I know, those aren’t popular words, individual sinfulness. I don’t want to get into too much trouble as your new pastor. I’ve already disagreed with the traditional atonement theory, now I’m going to talk about personal sin? Well, it is Good Friday.

But I fear there is a danger in only focusing on structural, societal sin. When sin is bigger than me, it can seem I am off the hook as an individual. What can I do about the broken sinful system?

I started this sermon by talking about Robinson Crusoe, the famous adventurer who finds himself marooned on an island. Crusoe makes his own way. He often gives thanks to God in the novel, but you get the sense that he is really saving himself. Crusoe cleverly finds ways to take care of all his needs. A century earlier the Anglican priest and poet John Donne had preached a sermon with the famous line, “No man is an island,” but Crusoe is an island, an island of self-reliance.

Writ large, our American culture is a culture of islanders, individualists, and we are becoming more and more so. This is what I mean by individual sin, not sex, drugs or Rock and Roll. I think one of the most sinful things we can say is this: “I have no need of you.” We say those words often. We say I have no need of you with our words and with our actions. We abandon each other. Each of us writes people off, consciously and unconsciously.

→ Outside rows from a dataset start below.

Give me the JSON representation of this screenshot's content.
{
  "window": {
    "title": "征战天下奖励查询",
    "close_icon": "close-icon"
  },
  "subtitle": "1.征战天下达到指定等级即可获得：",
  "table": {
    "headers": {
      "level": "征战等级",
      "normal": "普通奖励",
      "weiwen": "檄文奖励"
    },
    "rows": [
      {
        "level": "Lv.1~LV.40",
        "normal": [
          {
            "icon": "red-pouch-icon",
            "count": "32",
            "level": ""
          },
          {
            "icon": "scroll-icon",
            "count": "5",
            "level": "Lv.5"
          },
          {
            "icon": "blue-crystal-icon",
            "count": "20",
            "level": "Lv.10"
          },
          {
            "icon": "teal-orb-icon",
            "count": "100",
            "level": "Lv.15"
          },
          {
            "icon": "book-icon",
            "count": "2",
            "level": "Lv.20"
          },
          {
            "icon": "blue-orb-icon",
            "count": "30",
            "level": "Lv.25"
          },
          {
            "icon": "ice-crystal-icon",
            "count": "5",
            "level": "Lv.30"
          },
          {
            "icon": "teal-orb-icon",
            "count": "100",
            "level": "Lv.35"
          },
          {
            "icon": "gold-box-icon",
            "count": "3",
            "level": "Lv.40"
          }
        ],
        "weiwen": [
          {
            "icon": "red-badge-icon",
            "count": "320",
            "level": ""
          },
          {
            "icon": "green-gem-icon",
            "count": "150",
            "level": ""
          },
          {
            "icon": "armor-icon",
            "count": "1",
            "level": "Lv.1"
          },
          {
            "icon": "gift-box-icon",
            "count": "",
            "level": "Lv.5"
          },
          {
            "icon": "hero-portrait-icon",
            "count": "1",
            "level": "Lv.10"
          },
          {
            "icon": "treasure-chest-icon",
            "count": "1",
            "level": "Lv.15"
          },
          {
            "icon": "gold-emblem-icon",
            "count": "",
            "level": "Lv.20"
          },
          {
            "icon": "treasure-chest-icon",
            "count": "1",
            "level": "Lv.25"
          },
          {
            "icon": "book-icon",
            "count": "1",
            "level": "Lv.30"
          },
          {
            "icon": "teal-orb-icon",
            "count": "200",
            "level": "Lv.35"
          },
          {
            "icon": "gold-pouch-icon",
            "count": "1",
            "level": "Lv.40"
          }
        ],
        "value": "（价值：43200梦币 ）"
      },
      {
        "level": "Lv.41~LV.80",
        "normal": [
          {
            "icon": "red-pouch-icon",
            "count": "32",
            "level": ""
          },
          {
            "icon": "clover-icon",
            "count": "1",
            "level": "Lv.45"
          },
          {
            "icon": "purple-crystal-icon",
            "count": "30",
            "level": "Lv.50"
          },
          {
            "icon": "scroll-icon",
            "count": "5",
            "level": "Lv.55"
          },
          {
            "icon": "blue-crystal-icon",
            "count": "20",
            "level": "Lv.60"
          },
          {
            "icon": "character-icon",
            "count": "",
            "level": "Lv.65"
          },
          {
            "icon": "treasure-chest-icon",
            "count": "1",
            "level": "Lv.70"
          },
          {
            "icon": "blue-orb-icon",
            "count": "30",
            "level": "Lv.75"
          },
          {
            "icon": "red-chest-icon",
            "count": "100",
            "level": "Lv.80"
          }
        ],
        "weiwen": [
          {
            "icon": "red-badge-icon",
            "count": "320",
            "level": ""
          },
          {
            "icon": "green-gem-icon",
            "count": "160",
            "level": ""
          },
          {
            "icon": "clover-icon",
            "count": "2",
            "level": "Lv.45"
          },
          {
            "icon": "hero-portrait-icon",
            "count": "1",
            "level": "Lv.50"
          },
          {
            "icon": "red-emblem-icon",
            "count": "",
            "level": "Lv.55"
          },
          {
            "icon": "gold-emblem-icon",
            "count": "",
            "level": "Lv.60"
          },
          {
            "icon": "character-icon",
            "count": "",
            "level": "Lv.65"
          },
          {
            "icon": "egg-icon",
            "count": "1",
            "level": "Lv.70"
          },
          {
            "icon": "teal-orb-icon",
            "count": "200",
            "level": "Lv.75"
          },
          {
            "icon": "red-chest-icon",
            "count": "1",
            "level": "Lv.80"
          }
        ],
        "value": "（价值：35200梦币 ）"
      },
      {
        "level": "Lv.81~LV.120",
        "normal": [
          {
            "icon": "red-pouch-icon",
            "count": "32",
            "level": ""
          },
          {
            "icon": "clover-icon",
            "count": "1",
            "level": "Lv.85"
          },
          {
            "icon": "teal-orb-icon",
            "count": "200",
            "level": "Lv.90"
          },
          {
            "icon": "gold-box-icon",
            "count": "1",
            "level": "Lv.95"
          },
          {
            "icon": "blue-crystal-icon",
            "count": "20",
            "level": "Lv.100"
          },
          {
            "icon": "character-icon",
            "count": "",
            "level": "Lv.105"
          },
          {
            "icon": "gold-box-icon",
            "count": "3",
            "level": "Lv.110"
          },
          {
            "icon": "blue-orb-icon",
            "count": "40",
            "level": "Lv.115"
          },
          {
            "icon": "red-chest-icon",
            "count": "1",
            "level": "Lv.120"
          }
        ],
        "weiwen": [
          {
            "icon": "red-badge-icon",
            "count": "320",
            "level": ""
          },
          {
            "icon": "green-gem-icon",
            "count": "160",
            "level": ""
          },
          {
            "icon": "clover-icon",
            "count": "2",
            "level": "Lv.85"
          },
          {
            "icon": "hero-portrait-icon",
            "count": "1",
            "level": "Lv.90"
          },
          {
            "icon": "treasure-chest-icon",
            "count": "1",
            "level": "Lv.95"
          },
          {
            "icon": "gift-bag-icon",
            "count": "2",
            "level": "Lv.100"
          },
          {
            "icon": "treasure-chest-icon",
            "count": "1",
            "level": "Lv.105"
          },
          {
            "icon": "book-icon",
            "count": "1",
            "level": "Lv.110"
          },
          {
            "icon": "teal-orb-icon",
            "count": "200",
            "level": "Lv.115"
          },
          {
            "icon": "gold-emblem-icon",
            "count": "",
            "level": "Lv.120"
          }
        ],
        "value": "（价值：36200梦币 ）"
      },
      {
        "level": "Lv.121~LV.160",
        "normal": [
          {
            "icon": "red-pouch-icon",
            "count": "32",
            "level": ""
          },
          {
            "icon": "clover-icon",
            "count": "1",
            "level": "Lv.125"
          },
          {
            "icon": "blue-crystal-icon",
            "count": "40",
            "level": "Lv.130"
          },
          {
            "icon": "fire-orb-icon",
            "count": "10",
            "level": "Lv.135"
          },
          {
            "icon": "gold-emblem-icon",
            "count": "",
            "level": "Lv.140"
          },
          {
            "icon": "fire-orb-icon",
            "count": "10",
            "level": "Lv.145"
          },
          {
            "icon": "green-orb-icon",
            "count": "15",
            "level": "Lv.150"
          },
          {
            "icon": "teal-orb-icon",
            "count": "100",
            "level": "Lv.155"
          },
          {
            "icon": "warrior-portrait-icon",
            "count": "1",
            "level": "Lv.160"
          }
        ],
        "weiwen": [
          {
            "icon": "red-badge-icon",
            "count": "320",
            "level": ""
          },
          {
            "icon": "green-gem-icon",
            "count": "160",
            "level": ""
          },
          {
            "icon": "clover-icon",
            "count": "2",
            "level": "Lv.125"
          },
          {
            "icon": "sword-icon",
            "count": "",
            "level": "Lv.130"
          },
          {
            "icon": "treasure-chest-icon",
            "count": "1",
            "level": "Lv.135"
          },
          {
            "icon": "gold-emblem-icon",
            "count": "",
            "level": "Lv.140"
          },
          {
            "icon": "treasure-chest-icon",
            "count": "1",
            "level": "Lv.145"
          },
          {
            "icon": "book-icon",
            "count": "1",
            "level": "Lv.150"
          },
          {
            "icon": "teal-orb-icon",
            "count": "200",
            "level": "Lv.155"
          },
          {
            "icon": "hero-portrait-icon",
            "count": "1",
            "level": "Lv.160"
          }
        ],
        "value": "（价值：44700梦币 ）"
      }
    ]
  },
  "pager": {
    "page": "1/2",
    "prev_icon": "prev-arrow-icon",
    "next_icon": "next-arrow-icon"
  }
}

The great preacher of Riverside Church, William Sloane Coffin, once said, “Good Friday people crucify Christ for a simple reason. We crucify Christ, the best among us, because first we crucify the best within us, and we do not want to be reminded.” We miss our potential. When we dismiss others, when we abandon one another, when we write one another off, we miss out on God’s gift. In one of the solemn collects we are about to read, we pray that we might see Christ in one another. Christians believe that God’s imprint is within all humanity. We encounter Christ in one another. When we say “I have no need of you,” consciously or unconsciously, we deny that gift, God’s gift.

Faced with the cross, with the instrument of torture and execution, faced with the lonely death of our savior, we ask ourselves why. Why are so many of us so alone? Why do we continue to allow racism, Antisemitism, ageism, ableism, sexism why do we allow all of the sinful isms and phobias to divide our human family? Why do we abandon God’s dream, God’s kingdom? Why do we abandon one another? Why?

The truth is, we need one another. God needs us all. We are not saved individually, but together. Long before Anselm of Canterbury, the discussion about the cross was more physical. The ancients often noted that on the cross Christ’s arms were stretched out. There on the cross, they said, the whole world came into Jesus’ open arms, Christ’s saving embrace. On the cross, the abandoned savior beckons. Christ meets us with open arms, all of us. Christ brings us all together into a saving embrace. In Christ, no one is abandoned. No one is alone. We are held together in those saving arms.

Published by Mike Angell

The Rev. Mike Angell is rector of The Episcopal Church of the Holy Communion in St. Louis.

Leave a Reply

Fill in your details below or click an icon to log in: Logo

You are commenting using your account. Log Out /  Change )

Facebook photo

You are commenting using your Facebook account. Log Out /  Change )

Connecting to %s

This site uses Akismet to reduce spam. Learn how your comment data is processed.

%d bloggers like this: